Total trophy bass catch and abundance in Florida are great metrics to have and should prove useful in a number of ways. First, they can help the folks behind the scenes at TrophyCatch and the program’s corporate sponsors prepare for the increased volume of submissions that are likely to come as participation in the program grows. It probably wouldn’t be unreasonable for last season’s verified entries (991) to double or triple in coming years. Second, having an estimate of catch and abundance of trophy bass allows us to delve into economics of Florida bass fishing from a trophy-bass perspective and consider per capita value. Florida’s bass industry was estimated to have a $1.25 billion dollar economic impact in 2011. If we were to boil down the state’s bass fisheries to only consider trophy-sized bass, it would result in economic values of $60,000-70,000 per trophy bass. Plus, putting a number on the finite number of trophy bass we have in Florida may cause trophy-bass conservation to resonate a little louder with anglers. Lastly, having these estimates will provide a way to evaluate large-scale bass management actions. For instance, the FWC is in the process of considering a proposed new statewide bass harvest regulation, which has been tailored partially to foster growth of more trophy bass. Tracking catch and abundance of trophy bass via TrophyCatch and the tagging study should provide a great gauge of its effects, if the rule is implemented.
Meanwhile, TrophyCatch and the trophy-bass tagging study will continue to keep a finger on the pulse of Florida’s trophy-bass fisheries. To register and get familiar with the submission procedures for TrophyCatch, please check out the website today. It’s a great way to get involved in science and conservation for trophy bass in Florida. If you happen to catch a tagged bass, clip the tag close to the bass’s body and retain the external end for record keeping.
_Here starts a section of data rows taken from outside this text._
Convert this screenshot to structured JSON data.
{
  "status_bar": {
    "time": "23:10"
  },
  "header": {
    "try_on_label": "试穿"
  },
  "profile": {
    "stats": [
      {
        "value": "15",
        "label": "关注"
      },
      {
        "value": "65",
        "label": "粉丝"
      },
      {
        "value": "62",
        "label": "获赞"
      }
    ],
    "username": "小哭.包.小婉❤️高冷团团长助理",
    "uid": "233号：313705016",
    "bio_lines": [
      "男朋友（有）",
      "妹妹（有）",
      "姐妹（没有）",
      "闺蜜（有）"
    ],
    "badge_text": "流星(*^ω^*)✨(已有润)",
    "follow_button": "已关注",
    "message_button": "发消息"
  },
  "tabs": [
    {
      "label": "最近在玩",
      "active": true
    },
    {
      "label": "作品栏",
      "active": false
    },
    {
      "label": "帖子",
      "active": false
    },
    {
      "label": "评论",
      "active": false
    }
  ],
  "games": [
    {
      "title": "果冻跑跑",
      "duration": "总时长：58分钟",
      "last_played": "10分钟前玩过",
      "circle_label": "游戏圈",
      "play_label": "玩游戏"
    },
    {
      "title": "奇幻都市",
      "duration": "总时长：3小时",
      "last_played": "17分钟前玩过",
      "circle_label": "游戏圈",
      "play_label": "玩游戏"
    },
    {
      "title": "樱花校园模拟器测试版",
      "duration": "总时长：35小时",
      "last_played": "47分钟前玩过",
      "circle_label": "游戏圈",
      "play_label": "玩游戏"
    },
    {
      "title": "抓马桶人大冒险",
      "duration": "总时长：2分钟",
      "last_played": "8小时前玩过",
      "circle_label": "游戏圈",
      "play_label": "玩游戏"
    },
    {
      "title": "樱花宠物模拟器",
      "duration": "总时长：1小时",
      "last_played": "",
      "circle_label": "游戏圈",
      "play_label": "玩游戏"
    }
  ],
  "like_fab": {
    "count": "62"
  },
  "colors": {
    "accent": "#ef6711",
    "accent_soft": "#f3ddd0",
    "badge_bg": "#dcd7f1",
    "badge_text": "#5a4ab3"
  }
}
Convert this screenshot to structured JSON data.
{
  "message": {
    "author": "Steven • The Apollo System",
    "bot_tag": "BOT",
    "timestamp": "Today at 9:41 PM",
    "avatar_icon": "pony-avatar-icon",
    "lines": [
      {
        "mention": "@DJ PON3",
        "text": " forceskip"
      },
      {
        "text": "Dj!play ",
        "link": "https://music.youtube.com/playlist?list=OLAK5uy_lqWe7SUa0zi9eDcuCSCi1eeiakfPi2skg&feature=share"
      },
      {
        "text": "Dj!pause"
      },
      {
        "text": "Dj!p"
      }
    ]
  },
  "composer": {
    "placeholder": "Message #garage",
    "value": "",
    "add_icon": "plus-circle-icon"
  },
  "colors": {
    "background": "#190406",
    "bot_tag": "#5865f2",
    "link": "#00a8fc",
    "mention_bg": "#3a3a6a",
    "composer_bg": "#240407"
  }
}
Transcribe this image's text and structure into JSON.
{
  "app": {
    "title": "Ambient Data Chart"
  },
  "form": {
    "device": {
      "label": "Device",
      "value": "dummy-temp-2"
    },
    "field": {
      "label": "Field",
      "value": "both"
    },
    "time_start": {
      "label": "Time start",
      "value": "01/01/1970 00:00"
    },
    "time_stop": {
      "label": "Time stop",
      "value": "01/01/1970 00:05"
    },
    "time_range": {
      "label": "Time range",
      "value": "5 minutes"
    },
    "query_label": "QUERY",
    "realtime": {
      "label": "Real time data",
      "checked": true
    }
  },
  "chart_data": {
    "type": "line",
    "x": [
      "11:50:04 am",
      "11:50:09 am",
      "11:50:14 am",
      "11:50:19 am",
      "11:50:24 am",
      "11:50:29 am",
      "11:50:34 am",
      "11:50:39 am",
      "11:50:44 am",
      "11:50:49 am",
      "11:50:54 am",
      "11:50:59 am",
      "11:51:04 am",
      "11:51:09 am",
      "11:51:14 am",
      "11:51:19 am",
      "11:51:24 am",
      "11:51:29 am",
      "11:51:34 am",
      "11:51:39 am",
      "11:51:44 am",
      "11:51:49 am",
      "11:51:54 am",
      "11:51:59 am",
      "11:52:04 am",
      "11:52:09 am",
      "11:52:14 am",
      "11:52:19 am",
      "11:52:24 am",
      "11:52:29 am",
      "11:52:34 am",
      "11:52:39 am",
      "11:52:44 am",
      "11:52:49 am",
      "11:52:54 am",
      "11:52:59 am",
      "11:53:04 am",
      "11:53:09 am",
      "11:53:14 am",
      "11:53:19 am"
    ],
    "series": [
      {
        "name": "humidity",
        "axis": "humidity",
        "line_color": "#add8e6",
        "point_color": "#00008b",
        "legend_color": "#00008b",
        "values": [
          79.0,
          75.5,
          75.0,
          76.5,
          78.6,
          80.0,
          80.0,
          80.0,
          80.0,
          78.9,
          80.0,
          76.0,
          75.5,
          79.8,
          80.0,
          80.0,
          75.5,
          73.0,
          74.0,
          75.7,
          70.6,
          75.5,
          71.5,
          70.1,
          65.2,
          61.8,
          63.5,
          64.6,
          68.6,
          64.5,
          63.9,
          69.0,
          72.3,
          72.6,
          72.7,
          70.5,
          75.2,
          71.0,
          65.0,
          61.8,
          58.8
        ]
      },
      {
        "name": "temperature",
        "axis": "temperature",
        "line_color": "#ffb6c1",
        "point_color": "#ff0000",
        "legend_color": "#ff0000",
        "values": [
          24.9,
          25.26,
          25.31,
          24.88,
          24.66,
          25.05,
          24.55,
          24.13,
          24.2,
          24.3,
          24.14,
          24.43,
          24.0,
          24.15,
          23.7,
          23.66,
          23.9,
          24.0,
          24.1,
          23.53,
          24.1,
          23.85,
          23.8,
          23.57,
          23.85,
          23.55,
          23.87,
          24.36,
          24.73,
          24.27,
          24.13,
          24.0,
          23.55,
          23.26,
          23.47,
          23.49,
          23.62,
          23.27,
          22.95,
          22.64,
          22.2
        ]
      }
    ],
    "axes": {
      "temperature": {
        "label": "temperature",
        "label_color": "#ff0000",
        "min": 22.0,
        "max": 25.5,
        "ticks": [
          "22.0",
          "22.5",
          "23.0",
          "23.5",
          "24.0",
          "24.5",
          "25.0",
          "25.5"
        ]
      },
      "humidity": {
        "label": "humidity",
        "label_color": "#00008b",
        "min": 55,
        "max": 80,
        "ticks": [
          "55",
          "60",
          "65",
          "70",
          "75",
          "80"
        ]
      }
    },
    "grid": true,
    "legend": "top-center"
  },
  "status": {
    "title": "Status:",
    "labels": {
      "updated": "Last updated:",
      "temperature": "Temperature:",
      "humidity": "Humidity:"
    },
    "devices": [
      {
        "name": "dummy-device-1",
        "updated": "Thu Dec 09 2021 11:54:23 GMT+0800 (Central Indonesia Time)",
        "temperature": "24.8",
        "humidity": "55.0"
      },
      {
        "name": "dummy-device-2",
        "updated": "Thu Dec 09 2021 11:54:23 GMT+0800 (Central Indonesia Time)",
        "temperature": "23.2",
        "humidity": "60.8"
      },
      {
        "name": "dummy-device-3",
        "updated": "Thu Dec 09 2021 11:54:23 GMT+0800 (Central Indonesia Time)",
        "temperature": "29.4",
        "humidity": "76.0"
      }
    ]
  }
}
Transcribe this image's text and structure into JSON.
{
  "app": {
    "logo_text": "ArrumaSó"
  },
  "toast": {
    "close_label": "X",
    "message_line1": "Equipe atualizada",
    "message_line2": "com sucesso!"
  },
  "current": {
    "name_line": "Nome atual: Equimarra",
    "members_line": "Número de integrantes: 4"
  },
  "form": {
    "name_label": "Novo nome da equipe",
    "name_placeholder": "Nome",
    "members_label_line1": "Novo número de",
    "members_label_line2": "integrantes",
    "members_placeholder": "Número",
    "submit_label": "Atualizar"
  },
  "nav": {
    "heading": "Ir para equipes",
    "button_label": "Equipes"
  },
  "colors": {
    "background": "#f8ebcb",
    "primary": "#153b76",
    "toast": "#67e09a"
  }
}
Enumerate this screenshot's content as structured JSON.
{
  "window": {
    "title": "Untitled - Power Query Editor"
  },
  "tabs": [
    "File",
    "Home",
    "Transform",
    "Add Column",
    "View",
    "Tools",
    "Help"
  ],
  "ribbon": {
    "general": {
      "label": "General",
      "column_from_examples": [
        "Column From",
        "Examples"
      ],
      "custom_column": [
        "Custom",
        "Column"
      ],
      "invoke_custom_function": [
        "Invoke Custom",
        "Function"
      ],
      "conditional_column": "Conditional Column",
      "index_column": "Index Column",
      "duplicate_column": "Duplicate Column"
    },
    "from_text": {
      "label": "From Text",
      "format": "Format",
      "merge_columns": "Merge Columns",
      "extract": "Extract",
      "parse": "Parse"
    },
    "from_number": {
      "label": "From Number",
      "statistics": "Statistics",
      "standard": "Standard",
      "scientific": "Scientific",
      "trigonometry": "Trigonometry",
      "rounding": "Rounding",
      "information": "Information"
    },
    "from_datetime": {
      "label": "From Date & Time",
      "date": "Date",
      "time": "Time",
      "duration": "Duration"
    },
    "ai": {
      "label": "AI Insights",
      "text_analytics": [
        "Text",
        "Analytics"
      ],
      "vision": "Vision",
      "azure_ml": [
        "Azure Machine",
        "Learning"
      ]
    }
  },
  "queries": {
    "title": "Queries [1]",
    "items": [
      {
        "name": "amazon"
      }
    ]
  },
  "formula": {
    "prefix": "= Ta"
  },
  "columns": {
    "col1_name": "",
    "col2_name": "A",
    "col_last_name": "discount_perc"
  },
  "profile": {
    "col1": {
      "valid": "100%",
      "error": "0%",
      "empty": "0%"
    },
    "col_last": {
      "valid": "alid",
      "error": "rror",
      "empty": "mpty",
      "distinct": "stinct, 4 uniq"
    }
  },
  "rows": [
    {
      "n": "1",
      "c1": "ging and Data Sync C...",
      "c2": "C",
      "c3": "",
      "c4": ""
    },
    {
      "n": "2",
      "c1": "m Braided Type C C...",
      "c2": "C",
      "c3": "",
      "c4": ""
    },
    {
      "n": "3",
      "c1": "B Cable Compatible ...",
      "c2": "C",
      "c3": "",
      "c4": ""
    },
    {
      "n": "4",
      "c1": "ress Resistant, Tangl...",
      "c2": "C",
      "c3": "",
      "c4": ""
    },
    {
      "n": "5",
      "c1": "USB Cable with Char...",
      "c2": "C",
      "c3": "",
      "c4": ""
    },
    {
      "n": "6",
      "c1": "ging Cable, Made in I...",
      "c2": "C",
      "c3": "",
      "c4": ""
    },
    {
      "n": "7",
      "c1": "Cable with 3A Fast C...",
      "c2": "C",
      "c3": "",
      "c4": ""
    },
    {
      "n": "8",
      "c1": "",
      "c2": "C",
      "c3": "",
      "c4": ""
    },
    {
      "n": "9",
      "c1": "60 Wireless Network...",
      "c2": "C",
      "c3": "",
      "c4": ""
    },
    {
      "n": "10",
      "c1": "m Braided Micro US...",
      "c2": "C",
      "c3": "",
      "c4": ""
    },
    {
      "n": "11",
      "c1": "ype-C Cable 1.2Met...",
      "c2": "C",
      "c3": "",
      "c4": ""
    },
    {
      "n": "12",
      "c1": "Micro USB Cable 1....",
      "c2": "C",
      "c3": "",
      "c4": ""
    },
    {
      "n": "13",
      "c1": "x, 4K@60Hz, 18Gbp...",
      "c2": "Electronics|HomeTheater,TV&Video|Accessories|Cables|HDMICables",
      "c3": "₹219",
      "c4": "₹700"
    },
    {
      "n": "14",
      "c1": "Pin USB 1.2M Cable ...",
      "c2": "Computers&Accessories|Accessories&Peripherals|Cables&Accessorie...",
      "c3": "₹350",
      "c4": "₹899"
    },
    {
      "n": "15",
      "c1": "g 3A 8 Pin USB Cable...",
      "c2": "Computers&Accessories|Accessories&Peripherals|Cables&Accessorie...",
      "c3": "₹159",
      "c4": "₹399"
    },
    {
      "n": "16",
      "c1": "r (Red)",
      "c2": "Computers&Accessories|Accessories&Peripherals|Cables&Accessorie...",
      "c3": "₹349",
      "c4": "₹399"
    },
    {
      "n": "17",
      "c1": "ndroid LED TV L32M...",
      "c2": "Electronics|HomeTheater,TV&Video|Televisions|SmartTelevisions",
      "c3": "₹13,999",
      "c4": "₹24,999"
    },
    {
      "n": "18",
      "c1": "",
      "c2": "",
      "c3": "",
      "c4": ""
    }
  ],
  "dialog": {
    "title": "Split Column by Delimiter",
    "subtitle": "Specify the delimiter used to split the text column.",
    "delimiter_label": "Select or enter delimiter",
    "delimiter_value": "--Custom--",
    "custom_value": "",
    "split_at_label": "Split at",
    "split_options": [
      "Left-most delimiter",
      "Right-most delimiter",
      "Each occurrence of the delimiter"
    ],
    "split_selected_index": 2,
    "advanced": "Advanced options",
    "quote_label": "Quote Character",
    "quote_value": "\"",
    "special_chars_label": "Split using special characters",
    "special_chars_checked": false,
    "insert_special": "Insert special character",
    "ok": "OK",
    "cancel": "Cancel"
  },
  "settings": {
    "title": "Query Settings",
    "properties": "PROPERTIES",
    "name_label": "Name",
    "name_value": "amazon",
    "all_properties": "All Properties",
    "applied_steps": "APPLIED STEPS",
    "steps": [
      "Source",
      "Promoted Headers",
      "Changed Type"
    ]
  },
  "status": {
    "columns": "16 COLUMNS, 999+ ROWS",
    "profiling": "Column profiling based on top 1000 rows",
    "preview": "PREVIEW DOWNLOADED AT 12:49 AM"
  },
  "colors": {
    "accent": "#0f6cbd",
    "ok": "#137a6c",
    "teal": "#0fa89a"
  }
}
It has a unique identification code and telephone number (850-363-6037) for reporting your catch and collecting the tag-return reward.